TEL AVIV, ISRAEL // In parts of Israel, it's hard to find a single Hebrew sign amid a sea of Cyrillic.
Shopkeepers address customers in Russian, and their shelves are amply stocked with pork, red caviar and bottles of vodka.
Russian pop-music beats thump out of speakers at bars, and in some homes, people are as likely to be hunched over a chessboard as a computer keyboard.
The Soviet Union crumbled 20 years ago and in the aftermath, more than a million of its citizens took advantage of their Jewish roots to flee to Israel.
By virtue of their sheer numbers in a country of eight million people, and their tenacity in clinging to elements of their old way of life, these immigrants have transformed the country.
Israel has the world's third-largest Russian-speaking community outside the former Soviet Union, after the United States and Germany.
Russian-speaking emigres may not conjure up the same recognition as the country's black-hatted Orthodox Jews or gun-toting soldiers, but they are just as ubiquitous - maintaining habits more suited to the "old country" than their adopted homeland, such as wild-mushroom foraging or winter dips in the Mediterranean, the closest substitute for frigid Siberian waters.
Russian-speaking emigres and their children occupy virtually every corner of Israeli society, from academia and technology to the military and politics.
A political party formed by Israel's recently resigned foreign minister Avigdor Lieberman to cater for Russian-speaking settlers such as himself has grown from a marginal force in politics to one of its major powers, and has sent Israel lurching to the political right in the process.
The Russian-speaking community also wields huge influence in other aspects of Israeli life.
A quarter of those working in Israel's flourishing high-tech industry is a Russian-speaking immigrant, as is half of all engineers.
The world's second-ranked chess master, Belarus-born Boris Gelfand, lives in Israel, and about a quarter of Israel's Olympic coaches grew up in the former Soviet Union.
Not all newcomers found work in their professions, however. Many artists became janitors or teachers. One Moldovan trapeze artist now operates a crane.
"I love the circus very, very much, but my work is like the circus," said Irena Zagoruyko, speaking on a cellphone from the top of a 56-metre crane.
While the wave of immigration from the former Soviet Union is widely regarded as successful, there has also been friction.
Religion is a sensitive subject. Many immigrants have tenuous Jewish lineage or none at all.

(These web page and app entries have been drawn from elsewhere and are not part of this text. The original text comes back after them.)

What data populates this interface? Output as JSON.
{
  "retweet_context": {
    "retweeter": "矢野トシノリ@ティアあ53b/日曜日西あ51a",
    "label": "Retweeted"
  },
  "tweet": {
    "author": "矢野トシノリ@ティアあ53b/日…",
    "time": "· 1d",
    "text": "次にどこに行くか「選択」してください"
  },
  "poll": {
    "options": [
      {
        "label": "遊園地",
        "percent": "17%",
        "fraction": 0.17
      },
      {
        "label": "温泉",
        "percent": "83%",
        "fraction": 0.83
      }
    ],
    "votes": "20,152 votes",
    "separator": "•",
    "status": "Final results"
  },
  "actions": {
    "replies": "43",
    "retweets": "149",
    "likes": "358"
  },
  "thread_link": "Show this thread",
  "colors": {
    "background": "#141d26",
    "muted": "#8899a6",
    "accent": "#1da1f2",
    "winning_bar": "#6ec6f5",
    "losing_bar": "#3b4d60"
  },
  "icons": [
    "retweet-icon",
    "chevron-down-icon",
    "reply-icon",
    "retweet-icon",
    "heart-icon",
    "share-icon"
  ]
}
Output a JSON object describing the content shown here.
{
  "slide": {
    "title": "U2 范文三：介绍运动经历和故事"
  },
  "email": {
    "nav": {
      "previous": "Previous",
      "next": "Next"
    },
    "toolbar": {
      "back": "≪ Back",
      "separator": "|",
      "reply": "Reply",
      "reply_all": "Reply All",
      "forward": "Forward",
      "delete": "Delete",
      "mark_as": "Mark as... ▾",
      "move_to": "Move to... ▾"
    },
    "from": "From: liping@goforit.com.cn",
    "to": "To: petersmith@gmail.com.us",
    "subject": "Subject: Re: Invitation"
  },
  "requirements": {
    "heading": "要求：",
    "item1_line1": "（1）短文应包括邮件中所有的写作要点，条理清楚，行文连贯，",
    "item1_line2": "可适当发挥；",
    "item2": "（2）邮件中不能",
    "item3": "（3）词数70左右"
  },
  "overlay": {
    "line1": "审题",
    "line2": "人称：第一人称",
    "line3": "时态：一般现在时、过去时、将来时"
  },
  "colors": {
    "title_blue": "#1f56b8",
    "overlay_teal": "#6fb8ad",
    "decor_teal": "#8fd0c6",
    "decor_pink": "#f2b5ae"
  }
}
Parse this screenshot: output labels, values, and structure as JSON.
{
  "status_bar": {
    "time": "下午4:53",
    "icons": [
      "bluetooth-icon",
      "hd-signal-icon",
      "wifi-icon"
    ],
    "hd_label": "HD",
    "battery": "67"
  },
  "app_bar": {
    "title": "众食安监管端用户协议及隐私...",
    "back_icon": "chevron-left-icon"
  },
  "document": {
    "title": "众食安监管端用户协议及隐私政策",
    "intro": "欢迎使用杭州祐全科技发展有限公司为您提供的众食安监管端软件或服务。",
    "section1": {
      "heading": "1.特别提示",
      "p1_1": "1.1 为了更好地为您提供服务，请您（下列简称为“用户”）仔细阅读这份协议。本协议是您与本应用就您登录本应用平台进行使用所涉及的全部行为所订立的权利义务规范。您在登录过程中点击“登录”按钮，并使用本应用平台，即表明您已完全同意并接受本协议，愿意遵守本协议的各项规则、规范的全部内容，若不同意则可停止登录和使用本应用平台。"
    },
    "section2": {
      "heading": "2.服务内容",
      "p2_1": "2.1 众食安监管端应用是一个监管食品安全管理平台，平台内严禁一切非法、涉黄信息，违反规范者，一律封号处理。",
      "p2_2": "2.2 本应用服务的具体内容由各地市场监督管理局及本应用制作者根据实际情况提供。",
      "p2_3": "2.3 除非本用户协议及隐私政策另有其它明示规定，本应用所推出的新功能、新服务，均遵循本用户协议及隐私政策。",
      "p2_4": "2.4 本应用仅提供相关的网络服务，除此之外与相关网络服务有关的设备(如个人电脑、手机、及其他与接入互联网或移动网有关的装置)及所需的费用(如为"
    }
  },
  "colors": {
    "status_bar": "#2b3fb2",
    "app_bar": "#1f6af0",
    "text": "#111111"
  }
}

There is also a certain disdain on both sides, with some immigrants saying they brought talent to a cultural backwater, and some Israelis saying the Russian-speaking immigrants brought prostitution, corruption and crime.
To some degree, many Russian speakers have insulated themselves from the broader Israeli society - with Russian bookshops, Russian restaurants, Russian television and Russian newspapers.

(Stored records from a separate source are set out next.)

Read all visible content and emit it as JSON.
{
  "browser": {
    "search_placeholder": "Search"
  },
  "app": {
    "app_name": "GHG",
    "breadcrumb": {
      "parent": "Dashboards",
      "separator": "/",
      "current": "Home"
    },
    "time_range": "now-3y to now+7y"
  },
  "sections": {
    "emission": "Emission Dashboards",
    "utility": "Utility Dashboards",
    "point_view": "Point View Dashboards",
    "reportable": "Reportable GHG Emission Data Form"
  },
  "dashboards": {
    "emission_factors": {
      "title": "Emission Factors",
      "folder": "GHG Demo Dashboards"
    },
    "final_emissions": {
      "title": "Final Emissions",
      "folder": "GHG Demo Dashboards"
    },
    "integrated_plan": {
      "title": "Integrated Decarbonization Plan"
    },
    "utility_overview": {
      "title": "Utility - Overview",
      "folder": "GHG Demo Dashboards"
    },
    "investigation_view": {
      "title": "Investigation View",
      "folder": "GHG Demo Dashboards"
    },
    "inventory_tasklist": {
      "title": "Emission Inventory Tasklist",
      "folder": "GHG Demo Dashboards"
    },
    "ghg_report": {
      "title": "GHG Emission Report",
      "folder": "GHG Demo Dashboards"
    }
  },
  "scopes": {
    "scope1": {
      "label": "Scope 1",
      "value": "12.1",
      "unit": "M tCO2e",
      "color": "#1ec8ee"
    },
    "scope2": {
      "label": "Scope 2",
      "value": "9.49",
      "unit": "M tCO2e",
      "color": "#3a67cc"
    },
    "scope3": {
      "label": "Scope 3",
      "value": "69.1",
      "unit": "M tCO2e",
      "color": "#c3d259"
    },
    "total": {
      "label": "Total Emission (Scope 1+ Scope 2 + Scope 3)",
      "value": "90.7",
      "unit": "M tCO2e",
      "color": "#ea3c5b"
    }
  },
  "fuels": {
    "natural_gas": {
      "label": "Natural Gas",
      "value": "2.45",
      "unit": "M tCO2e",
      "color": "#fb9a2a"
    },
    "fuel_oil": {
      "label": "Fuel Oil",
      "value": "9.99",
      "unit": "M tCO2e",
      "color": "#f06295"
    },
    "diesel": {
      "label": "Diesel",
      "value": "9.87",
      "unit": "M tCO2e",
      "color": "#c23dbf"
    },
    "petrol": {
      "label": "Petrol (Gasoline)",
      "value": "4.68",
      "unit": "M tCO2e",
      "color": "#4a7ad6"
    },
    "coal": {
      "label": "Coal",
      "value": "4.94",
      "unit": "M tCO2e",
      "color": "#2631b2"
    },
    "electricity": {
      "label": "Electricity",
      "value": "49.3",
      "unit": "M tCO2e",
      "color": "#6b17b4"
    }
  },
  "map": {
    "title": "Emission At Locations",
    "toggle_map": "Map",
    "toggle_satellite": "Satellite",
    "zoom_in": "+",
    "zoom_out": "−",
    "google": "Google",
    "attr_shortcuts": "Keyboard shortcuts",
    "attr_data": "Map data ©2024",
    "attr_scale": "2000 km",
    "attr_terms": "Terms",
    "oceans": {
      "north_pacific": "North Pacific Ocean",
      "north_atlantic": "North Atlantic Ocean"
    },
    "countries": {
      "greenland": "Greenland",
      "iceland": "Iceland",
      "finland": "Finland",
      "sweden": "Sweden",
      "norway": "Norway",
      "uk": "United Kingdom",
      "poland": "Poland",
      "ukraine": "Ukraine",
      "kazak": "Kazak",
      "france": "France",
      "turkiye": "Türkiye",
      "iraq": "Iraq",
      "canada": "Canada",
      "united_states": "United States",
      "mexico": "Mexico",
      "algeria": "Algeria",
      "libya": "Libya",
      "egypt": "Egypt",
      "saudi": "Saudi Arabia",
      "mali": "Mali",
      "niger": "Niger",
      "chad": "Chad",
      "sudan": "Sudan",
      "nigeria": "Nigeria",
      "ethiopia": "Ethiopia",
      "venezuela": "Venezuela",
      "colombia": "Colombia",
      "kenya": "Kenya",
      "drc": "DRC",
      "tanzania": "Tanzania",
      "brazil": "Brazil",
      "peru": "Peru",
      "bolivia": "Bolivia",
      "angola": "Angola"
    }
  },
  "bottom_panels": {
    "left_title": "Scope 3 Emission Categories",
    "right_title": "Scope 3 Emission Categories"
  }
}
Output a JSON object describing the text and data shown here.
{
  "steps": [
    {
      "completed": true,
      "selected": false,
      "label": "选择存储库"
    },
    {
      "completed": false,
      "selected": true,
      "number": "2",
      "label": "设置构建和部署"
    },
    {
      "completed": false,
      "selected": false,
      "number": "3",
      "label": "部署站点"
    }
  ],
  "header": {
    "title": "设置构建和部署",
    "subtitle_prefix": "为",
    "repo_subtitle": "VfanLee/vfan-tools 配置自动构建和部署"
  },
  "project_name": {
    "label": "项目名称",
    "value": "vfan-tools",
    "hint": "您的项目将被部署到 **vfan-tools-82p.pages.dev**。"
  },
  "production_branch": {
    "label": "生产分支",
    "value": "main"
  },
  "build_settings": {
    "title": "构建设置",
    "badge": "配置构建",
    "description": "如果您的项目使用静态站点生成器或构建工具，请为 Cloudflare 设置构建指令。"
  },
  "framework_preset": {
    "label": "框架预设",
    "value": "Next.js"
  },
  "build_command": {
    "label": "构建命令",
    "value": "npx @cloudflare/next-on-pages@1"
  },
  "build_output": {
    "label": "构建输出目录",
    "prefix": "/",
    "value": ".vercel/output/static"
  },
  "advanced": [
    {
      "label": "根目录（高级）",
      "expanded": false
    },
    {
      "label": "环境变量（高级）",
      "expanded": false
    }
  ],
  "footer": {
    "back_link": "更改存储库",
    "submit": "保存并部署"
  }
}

And they never forget the beloved Chekhov and Dostoyevsky of their motherland.
"That's why Soviet immigrants never connected to Israeli society all the way," said Roman Bronfman, a former Israeli lawmaker born in what is now Ukraine. "They felt they were connected to one of the most glorious cultures in the world."
* Associated Press